EXERCISE DIRECTIONS: How many of the lines below hold the string "Администратор"? Say only the number.

GIVEN RECORDS:
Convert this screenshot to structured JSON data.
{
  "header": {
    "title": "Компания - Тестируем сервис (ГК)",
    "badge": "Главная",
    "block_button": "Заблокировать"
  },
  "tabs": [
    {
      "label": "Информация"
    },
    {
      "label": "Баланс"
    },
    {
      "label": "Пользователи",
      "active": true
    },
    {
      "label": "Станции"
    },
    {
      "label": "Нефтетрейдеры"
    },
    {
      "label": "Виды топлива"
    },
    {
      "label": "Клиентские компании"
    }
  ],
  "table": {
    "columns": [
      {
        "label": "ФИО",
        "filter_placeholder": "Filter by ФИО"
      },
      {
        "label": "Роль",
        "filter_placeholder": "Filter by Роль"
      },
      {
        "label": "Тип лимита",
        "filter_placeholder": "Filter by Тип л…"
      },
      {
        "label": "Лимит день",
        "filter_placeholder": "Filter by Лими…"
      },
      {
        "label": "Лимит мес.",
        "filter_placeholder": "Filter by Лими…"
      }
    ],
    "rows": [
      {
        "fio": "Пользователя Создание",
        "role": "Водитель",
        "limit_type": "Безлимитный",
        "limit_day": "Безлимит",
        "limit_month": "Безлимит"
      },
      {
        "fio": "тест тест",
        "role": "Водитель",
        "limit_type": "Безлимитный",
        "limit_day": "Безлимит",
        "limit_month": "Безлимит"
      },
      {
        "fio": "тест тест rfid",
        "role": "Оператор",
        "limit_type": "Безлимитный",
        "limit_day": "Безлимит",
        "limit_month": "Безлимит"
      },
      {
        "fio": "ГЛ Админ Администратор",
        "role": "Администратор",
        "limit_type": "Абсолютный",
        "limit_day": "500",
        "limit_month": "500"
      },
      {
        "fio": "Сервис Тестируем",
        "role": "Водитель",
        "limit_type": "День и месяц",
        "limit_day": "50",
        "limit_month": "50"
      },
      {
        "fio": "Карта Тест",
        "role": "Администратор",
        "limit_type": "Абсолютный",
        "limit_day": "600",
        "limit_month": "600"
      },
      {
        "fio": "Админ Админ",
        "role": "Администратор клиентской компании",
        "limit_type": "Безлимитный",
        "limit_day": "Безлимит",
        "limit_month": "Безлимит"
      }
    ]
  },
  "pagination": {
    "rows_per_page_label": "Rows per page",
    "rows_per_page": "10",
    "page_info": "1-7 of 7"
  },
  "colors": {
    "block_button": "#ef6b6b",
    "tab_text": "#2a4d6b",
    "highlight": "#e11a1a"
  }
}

ANSWER TO THE PROBLEM: 4